EXERCISE OBJECTIVE: Could you set down every record exactly as it appears?
TASK MATERIAL: Begin
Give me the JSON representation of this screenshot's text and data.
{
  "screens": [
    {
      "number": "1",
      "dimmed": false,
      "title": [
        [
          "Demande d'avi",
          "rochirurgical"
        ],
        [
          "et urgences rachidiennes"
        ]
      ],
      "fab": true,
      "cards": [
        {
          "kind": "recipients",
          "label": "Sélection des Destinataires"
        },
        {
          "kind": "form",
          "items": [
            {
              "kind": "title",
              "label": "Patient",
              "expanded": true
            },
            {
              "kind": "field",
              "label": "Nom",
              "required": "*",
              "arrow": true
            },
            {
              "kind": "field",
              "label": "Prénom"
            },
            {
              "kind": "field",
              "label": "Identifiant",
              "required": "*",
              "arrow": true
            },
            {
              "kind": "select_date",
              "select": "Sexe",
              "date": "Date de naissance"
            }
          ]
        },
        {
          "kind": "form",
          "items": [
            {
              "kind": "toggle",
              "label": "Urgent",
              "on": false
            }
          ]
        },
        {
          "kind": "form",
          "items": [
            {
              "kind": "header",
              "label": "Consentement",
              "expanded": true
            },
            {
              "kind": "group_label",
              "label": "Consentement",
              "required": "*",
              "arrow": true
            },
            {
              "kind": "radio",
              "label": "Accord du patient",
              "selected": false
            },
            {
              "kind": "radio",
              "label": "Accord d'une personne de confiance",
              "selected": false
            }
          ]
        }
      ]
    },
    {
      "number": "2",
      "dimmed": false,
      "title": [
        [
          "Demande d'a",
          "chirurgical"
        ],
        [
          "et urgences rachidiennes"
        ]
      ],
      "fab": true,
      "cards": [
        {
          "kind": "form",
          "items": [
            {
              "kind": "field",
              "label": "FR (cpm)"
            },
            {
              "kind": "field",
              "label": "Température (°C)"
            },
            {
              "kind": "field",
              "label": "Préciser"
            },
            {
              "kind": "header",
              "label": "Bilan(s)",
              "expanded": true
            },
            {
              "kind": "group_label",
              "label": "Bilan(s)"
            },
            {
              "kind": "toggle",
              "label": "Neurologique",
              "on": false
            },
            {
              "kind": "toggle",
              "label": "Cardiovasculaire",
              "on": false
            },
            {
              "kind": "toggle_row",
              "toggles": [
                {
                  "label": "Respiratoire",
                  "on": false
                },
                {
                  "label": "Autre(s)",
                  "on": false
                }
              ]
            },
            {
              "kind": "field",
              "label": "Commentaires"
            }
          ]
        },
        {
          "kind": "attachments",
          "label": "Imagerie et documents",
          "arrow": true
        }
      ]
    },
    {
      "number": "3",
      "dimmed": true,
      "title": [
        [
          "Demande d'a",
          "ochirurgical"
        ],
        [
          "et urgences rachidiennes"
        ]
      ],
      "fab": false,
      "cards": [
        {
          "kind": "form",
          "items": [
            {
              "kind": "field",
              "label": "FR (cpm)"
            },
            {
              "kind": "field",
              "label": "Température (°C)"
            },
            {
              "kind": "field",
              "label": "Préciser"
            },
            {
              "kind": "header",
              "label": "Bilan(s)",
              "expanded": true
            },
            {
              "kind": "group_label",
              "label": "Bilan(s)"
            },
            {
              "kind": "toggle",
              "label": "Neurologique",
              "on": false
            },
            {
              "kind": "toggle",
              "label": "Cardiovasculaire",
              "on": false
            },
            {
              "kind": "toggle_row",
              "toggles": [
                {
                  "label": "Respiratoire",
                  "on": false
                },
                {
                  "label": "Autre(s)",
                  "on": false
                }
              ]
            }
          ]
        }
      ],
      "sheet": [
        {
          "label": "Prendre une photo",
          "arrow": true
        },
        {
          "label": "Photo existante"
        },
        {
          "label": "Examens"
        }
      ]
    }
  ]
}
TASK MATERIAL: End
SOLVED PROBLEM:
Give me the JSON representation of this screenshot's text and data.
{
  "screens": [
    {
      "number": "1",
      "dimmed": false,
      "title": [
        [
          "Demande d'avi",
          "rochirurgical"
        ],
        [
          "et urgences rachidiennes"
        ]
      ],
      "fab": true,
      "cards": [
        {
          "kind": "recipients",
          "label": "Sélection des Destinataires"
        },
        {
          "kind": "form",
          "items": [
            {
              "kind": "title",
              "label": "Patient",
              "expanded": true
            },
            {
              "kind": "field",
              "label": "Nom",
              "required": "*",
              "arrow": true
            },
            {
              "kind": "field",
              "label": "Prénom"
            },
            {
              "kind": "field",
              "label": "Identifiant",
              "required": "*",
              "arrow": true
            },
            {
              "kind": "select_date",
              "select": "Sexe",
              "date": "Date de naissance"
            }
          ]
        },
        {
          "kind": "form",
          "items": [
            {
              "kind": "toggle",
              "label": "Urgent",
              "on": false
            }
          ]
        },
        {
          "kind": "form",
          "items": [
            {
              "kind": "header",
              "label": "Consentement",
              "expanded": true
            },
            {
              "kind": "group_label",
              "label": "Consentement",
              "required": "*",
              "arrow": true
            },
            {
              "kind": "radio",
              "label": "Accord du patient",
              "selected": false
            },
            {
              "kind": "radio",
              "label": "Accord d'une personne de confiance",
              "selected": false
            }
          ]
        }
      ]
    },
    {
      "number": "2",
      "dimmed": false,
      "title": [
        [
          "Demande d'a",
          "chirurgical"
        ],
        [
          "et urgences rachidiennes"
        ]
      ],
      "fab": true,
      "cards": [
        {
          "kind": "form",
          "items": [
            {
              "kind": "field",
              "label": "FR (cpm)"
            },
            {
              "kind": "field",
              "label": "Température (°C)"
            },
            {
              "kind": "field",
              "label": "Préciser"
            },
            {
              "kind": "header",
              "label": "Bilan(s)",
              "expanded": true
            },
            {
              "kind": "group_label",
              "label": "Bilan(s)"
            },
            {
              "kind": "toggle",
              "label": "Neurologique",
              "on": false
            },
            {
              "kind": "toggle",
              "label": "Cardiovasculaire",
              "on": false
            },
            {
              "kind": "toggle_row",
              "toggles": [
                {
                  "label": "Respiratoire",
                  "on": false
                },
                {
                  "label": "Autre(s)",
                  "on": false
                }
              ]
            },
            {
              "kind": "field",
              "label": "Commentaires"
            }
          ]
        },
        {
          "kind": "attachments",
          "label": "Imagerie et documents",
          "arrow": true
        }
      ]
    },
    {
      "number": "3",
      "dimmed": true,
      "title": [
        [
          "Demande d'a",
          "ochirurgical"
        ],
        [
          "et urgences rachidiennes"
        ]
      ],
      "fab": false,
      "cards": [
        {
          "kind": "form",
          "items": [
            {
              "kind": "field",
              "label": "FR (cpm)"
            },
            {
              "kind": "field",
              "label": "Température (°C)"
            },
            {
              "kind": "field",
              "label": "Préciser"
            },
            {
              "kind": "header",
              "label": "Bilan(s)",
              "expanded": true
            },
            {
              "kind": "group_label",
              "label": "Bilan(s)"
            },
            {
              "kind": "toggle",
              "label": "Neurologique",
              "on": false
            },
            {
              "kind": "toggle",
              "label": "Cardiovasculaire",
              "on": false
            },
            {
              "kind": "toggle_row",
              "toggles": [
                {
                  "label": "Respiratoire",
                  "on": false
                },
                {
                  "label": "Autre(s)",
                  "on": false
                }
              ]
            }
          ]
        }
      ],
      "sheet": [
        {
          "label": "Prendre une photo",
          "arrow": true
        },
        {
          "label": "Photo existante"
        },
        {
          "label": "Examens"
        }
      ]
    }
  ]
}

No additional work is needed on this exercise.